In November, the White House titillated the higher education community by announcing first lady Michelle Obama would be more involved in higher education initiatives, particularly for low-income students. The first lady spoke about her journey to college from a Washington, D.C., high school, pointing to the self-determination and grit that allowed her to overcome the challenges of a busy guidance counselor, discouraging teachers and limited financial resources in her college choice process. Her hard work paid off as she escaped undermatch ― or the phenomenon where students do not attend a college or university that they could have gained admission to, based on their academic abilities.
The Obama White House has made higher education a policy priority by focusing on quality and now access ― and as the Obama administration prepares for its next meeting, here are three small details of undermatch that have big implications for higher education reform.
Undermatch isn’t just about high-achieving students.
Students at all ability levels undermatch. However, because many studies have focused on high-achieving low-income students, there is a misperception that they are the only students who miss out on going to colleges that match their academic abilities. One piece covering the first lady’s speech inaccurately defined undermatch as, “when high-achieving low-income students don’t apply to the competitive colleges where they would likely be accepted.” Unfortunately others are following suit.
This is a particularly dangerous oversight when you consider how small the group of high-achieving students actually is ― whether you define them as the top 10 percent of their class or the kids with high SAT scores. What happens to the rest? For the typical student who is eligible to attend a less selective four-year or two-year institution, an “undermatch” won’t be from an Ivy League college to a state flagship, but potentially to a for-profit where they are liable to incur high debt ― or they might just not go to college at all. These students, too, have a lot to lose. We need to start framing the problem of “match” to include viable pathways to two-year and vocational tracks in order to fully develop the nation’s workforce.
Some selective colleges just do not want large numbers of low-income students.
Many of the top colleges have not kept up with the growth in the number of high school graduates, and low income students in particular, who are clamoring for postsecondary education, simply allowing their admissions rates to drop and becoming increasingly competitive. So, many students who heed the first lady’s advice ― work hard and don’t give up ― will find that the path that Michelle and I have taken is now more competitive than ever.
High schools (and states) have a responsibility to connect students with resources.
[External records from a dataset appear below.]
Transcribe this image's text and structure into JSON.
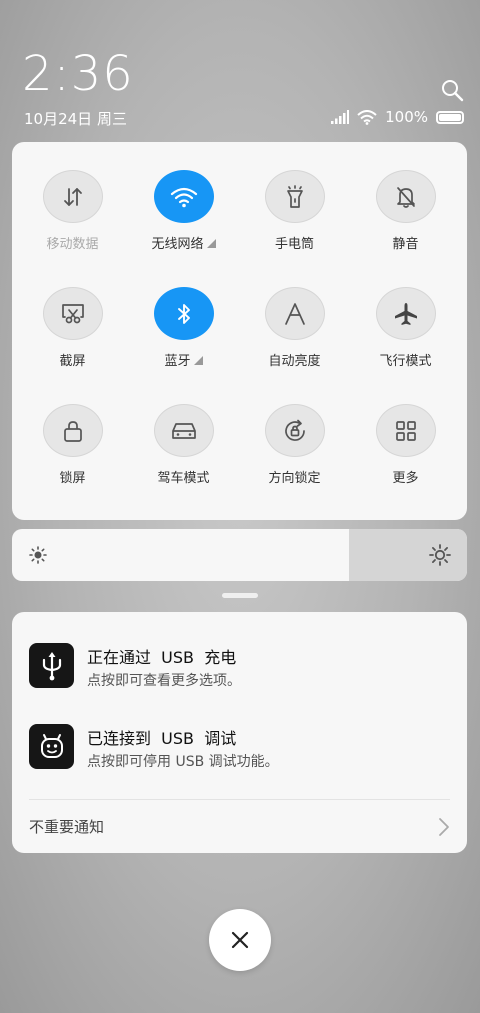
{
  "status_bar": {
    "time": "2:36",
    "date": "10月24日 周三",
    "battery": "100%"
  },
  "quick_settings": {
    "tiles": [
      {
        "id": "mobile-data",
        "label": "移动数据",
        "on": false,
        "dim": true,
        "icon": "arrows-updown-icon"
      },
      {
        "id": "wifi",
        "label": "无线网络",
        "on": true,
        "caret": true,
        "icon": "wifi-icon"
      },
      {
        "id": "flashlight",
        "label": "手电筒",
        "on": false,
        "icon": "flashlight-icon"
      },
      {
        "id": "mute",
        "label": "静音",
        "on": false,
        "icon": "bell-off-icon"
      },
      {
        "id": "screenshot",
        "label": "截屏",
        "on": false,
        "icon": "scissors-icon"
      },
      {
        "id": "bluetooth",
        "label": "蓝牙",
        "on": true,
        "caret": true,
        "icon": "bluetooth-icon"
      },
      {
        "id": "auto-brightness",
        "label": "自动亮度",
        "on": false,
        "icon": "auto-brightness-icon"
      },
      {
        "id": "airplane",
        "label": "飞行模式",
        "on": false,
        "icon": "airplane-icon"
      },
      {
        "id": "lock",
        "label": "锁屏",
        "on": false,
        "icon": "lock-icon"
      },
      {
        "id": "driving",
        "label": "驾车模式",
        "on": false,
        "icon": "car-icon"
      },
      {
        "id": "rotation-lock",
        "label": "方向锁定",
        "on": false,
        "icon": "rotation-lock-icon"
      },
      {
        "id": "more",
        "label": "更多",
        "on": false,
        "icon": "grid-icon"
      }
    ]
  },
  "brightness": {
    "level": 0.74
  },
  "notifications": [
    {
      "title": "正在通过  USB  充电",
      "body": "点按即可查看更多选项。",
      "icon": "usb-icon"
    },
    {
      "title": "已连接到  USB  调试",
      "body": "点按即可停用 USB 调试功能。",
      "icon": "android-debug-icon"
    }
  ],
  "unimportant": {
    "label": "不重要通知"
  },
  "colors": {
    "accent": "#1796f5",
    "panel": "#f7f7f7"
  }
}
Michelle Obama’s narrative of working hard and navigating the overburdened system in order to land at the gates of the Ivy Leagues is incredibly inspiring. Her account of the grit she exhibited is easily consumable, as being able to persevere is essential to success in school, and in life. However, let’s not ignore the structural inequalities that shape whether and where students choose to go to college, which most students cannot overcome no matter how much tugging on the old boot straps.
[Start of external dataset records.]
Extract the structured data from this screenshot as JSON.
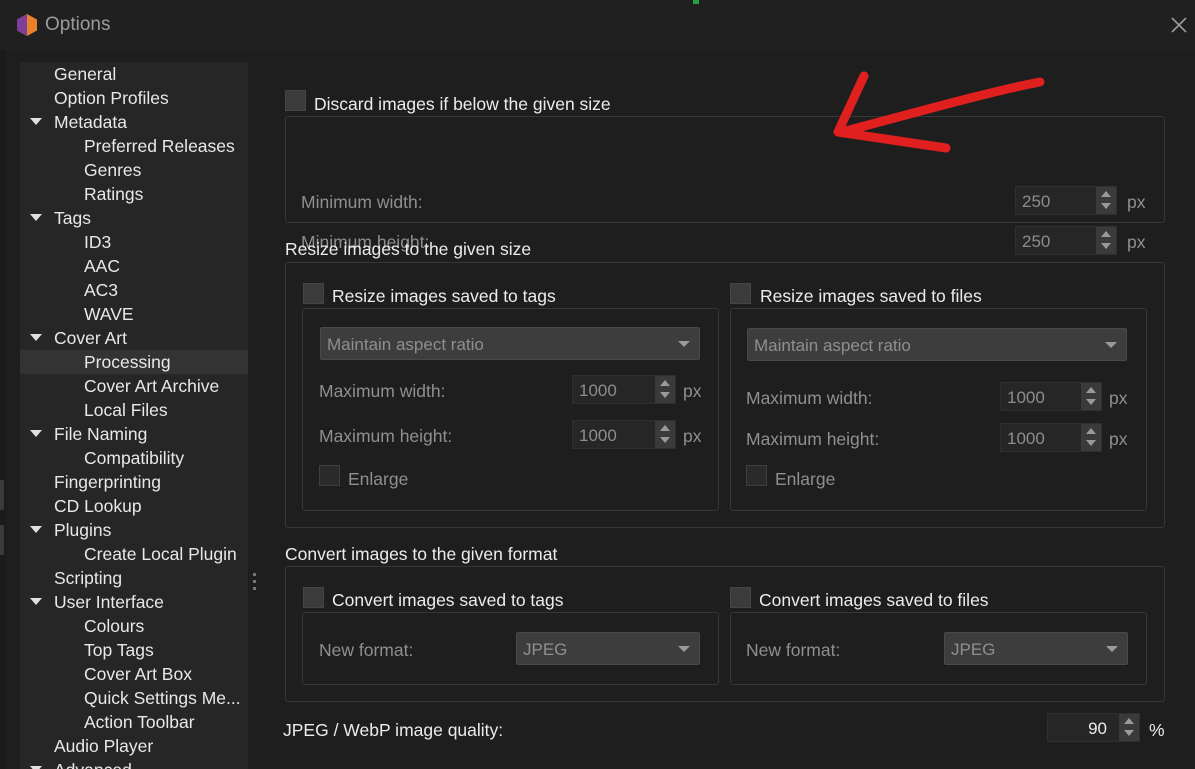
{
  "window": {
    "title": "Options"
  },
  "sidebar": {
    "items": [
      {
        "label": "General",
        "level": 0,
        "expandable": false
      },
      {
        "label": "Option Profiles",
        "level": 0,
        "expandable": false
      },
      {
        "label": "Metadata",
        "level": 0,
        "expandable": true
      },
      {
        "label": "Preferred Releases",
        "level": 1,
        "expandable": false
      },
      {
        "label": "Genres",
        "level": 1,
        "expandable": false
      },
      {
        "label": "Ratings",
        "level": 1,
        "expandable": false
      },
      {
        "label": "Tags",
        "level": 0,
        "expandable": true
      },
      {
        "label": "ID3",
        "level": 1,
        "expandable": false
      },
      {
        "label": "AAC",
        "level": 1,
        "expandable": false
      },
      {
        "label": "AC3",
        "level": 1,
        "expandable": false
      },
      {
        "label": "WAVE",
        "level": 1,
        "expandable": false
      },
      {
        "label": "Cover Art",
        "level": 0,
        "expandable": true
      },
      {
        "label": "Processing",
        "level": 1,
        "expandable": false,
        "selected": true
      },
      {
        "label": "Cover Art Archive",
        "level": 1,
        "expandable": false
      },
      {
        "label": "Local Files",
        "level": 1,
        "expandable": false
      },
      {
        "label": "File Naming",
        "level": 0,
        "expandable": true
      },
      {
        "label": "Compatibility",
        "level": 1,
        "expandable": false
      },
      {
        "label": "Fingerprinting",
        "level": 0,
        "expandable": false
      },
      {
        "label": "CD Lookup",
        "level": 0,
        "expandable": false
      },
      {
        "label": "Plugins",
        "level": 0,
        "expandable": true
      },
      {
        "label": "Create Local Plugin",
        "level": 1,
        "expandable": false
      },
      {
        "label": "Scripting",
        "level": 0,
        "expandable": false
      },
      {
        "label": "User Interface",
        "level": 0,
        "expandable": true
      },
      {
        "label": "Colours",
        "level": 1,
        "expandable": false
      },
      {
        "label": "Top Tags",
        "level": 1,
        "expandable": false
      },
      {
        "label": "Cover Art Box",
        "level": 1,
        "expandable": false
      },
      {
        "label": "Quick Settings Me...",
        "level": 1,
        "expandable": false
      },
      {
        "label": "Action Toolbar",
        "level": 1,
        "expandable": false
      },
      {
        "label": "Audio Player",
        "level": 0,
        "expandable": false
      },
      {
        "label": "Advanced",
        "level": 0,
        "expandable": true
      }
    ]
  },
  "discard": {
    "checkbox_label": "Discard images if below the given size",
    "min_width_label": "Minimum width:",
    "min_width_value": "250",
    "min_height_label": "Minimum height:",
    "min_height_value": "250",
    "unit": "px"
  },
  "resize": {
    "heading": "Resize images to the given size",
    "tags": {
      "checkbox_label": "Resize images saved to tags",
      "mode": "Maintain aspect ratio",
      "max_width_label": "Maximum width:",
      "max_width_value": "1000",
      "max_height_label": "Maximum height:",
      "max_height_value": "1000",
      "enlarge_label": "Enlarge",
      "unit": "px"
    },
    "files": {
      "checkbox_label": "Resize images saved to files",
      "mode": "Maintain aspect ratio",
      "max_width_label": "Maximum width:",
      "max_width_value": "1000",
      "max_height_label": "Maximum height:",
      "max_height_value": "1000",
      "enlarge_label": "Enlarge",
      "unit": "px"
    }
  },
  "convert": {
    "heading": "Convert images to the given format",
    "tags": {
      "checkbox_label": "Convert images saved to tags",
      "format_label": "New format:",
      "format_value": "JPEG"
    },
    "files": {
      "checkbox_label": "Convert images saved to files",
      "format_label": "New format:",
      "format_value": "JPEG"
    }
  },
  "quality": {
    "label": "JPEG / WebP image quality:",
    "value": "90",
    "unit": "%"
  },
  "colors": {
    "background": "#1e1e1e",
    "sidebar": "#262626",
    "annotation_arrow": "#e0201e",
    "app_icon": "#e8812a"
  }
}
The first lady’s remarks dance a fine line between empowering students in their college choice process and shouldering the onus squarely on students, when many (particularly disadvantaged students) may not even know what they don’t know. Students who come from families with limited experience with higher education and its daunting application process will invariably rely on high schools for that information. The quality and availability of college counseling; the extent to which students have access to advanced coursework; where peers end up going after high school; and whether students were exposed to their matched college options all matter. Research shows that when students attend a high school with more resources and college-going norms, they are less likely to undermatch in their applications, above and beyond students’ characteristics.
As the first lady and the White House continue to solidify their higher education agenda, they should promote policies that urge counselors and teachers to match their students’ efforts; high school administrators to prioritize college-going and not just meeting state and federal benchmarks; and states to craft the appropriate policies that support financial aid and academic access efforts.
Awilda Rodriguez is a research fellow for the Center on Higher Education Reform at the American Enterprise Institute.